The opening of Japan after 1853, forced by US gunboat politics – and supported by European governments – triggered trade between Japan and the world. At first, some Japanese woodblock prints were used as packaging material, which may seem surprising to lovers of this art form today. Fortunately, they were discovered and enthusiastically received by artists in France. Among those were Hokusai’s prints and his popularity grew rapidly throughout Europe and elsewhere. The collecting frenzy of Japanese art (Japonism), which was also triggered by this, influenced Post-Impressionism, Art Deco and Art Nouveau and, in particular, architecture and design such as was taught at Bauhaus. Just as Western visual language came to Japan, Asian visual concepts now influenced art in Europe.

 

Ukiyo-e

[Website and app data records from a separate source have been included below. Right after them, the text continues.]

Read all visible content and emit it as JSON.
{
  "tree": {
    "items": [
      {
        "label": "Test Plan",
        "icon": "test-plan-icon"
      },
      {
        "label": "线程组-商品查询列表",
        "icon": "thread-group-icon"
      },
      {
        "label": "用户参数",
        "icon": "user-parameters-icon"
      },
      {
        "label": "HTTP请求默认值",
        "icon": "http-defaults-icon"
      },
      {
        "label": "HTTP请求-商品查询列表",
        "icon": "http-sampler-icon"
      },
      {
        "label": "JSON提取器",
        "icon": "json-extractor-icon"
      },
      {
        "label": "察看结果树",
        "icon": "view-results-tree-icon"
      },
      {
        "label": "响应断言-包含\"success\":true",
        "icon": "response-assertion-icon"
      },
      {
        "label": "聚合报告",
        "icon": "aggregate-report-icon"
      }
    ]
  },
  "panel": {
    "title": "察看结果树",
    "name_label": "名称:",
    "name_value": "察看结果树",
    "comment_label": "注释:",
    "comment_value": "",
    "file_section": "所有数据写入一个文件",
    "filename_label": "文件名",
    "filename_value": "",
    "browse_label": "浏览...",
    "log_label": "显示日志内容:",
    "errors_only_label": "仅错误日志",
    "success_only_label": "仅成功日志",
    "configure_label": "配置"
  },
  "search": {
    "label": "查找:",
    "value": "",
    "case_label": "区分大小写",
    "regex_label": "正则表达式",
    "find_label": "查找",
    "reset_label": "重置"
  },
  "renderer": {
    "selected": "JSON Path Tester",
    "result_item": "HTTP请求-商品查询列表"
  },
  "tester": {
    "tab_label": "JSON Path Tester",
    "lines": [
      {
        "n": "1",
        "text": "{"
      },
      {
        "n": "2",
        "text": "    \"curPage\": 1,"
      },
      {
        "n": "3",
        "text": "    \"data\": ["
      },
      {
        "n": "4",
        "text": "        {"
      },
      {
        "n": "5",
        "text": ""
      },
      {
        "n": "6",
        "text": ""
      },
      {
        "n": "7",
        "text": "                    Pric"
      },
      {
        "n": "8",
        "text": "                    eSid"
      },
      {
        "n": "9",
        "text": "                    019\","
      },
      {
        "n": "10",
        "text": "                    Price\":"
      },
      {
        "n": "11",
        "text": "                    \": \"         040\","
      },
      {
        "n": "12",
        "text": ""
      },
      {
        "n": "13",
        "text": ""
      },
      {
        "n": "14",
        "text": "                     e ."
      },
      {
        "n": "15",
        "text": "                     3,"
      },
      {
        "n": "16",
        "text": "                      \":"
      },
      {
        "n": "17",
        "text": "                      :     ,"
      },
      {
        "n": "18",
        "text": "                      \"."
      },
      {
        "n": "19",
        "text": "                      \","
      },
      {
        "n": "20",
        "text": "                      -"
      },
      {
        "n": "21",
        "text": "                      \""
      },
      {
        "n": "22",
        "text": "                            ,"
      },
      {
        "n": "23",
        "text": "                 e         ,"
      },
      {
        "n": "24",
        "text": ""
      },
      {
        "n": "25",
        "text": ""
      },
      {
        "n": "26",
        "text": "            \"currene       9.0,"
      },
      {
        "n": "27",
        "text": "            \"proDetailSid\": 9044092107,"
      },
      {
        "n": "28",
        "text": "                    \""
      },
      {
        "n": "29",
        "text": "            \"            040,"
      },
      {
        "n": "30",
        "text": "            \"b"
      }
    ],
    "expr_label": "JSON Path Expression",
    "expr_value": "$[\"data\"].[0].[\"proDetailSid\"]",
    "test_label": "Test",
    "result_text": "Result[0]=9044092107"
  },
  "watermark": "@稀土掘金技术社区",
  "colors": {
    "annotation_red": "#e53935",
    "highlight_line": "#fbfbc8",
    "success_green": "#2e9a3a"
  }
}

Hokusai, trained in painting and woodblock printmaking, is considered a master of the multi-coloured ukiyo-e woodblock prints. From the early black and white prints, an extremely refined multi-colour printing process with up to fifteen woodblocks was developed during his lifetime. For the production of the plates and complicated printing process there were highly specialized workshops, for which – in our case – Hokusai provided the templates. Compared to other prints, however, relatively few plates were needed for the 'Great Wave': three for the different shades of blue, one each for the colour of the boats and the sky, and black and grey. As some of the prints found today show considerable traces of wear on the plates, we can assume that hundreds or thousands of prints were printed from the same plates. The peaceful Edo period (1603 - 1867) had led to new forms of expression as well as to the mass production of woodblock prints, such as those by Hokusai.

 

 

 

[1]              At 3776 m, this volcano is Japan's highest mountain. Its shape is elegant and at the same time monumental, memorable and easy to recognize. In Shintoism it is a holy place. Moreover, as it has repeatedly been a "source of artistic inspiration", not only for Hokusai. It was recognized by UNESCO as a World Heritage Site in 2013.